The records are to be copied word for word, and the pictures dropped.

Element data from apps and pages:
———
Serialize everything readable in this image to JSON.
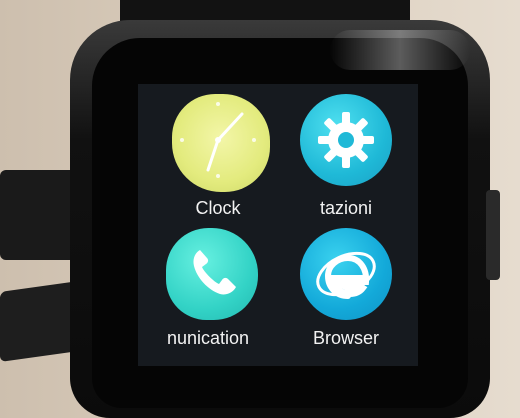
{
  "apps": [
    {
      "label": "Clock",
      "icon": "clock-icon",
      "color": "#e3eb7e"
    },
    {
      "label": "tazioni",
      "icon": "gear-icon",
      "color": "#1fb9d7"
    },
    {
      "label": "nunication",
      "icon": "phone-icon",
      "color": "#33d3c6"
    },
    {
      "label": "Browser",
      "icon": "browser-icon",
      "color": "#13a9d9"
    }
  ]
}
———
Answer box>
Serialize everything readable in this image to JSON.
{
  "apps": [
    {
      "label": "Clock",
      "icon": "clock-icon",
      "color": "#e3eb7e"
    },
    {
      "label": "tazioni",
      "icon": "gear-icon",
      "color": "#1fb9d7"
    },
    {
      "label": "nunication",
      "icon": "phone-icon",
      "color": "#33d3c6"
    },
    {
      "label": "Browser",
      "icon": "browser-icon",
      "color": "#13a9d9"
    }
  ]
}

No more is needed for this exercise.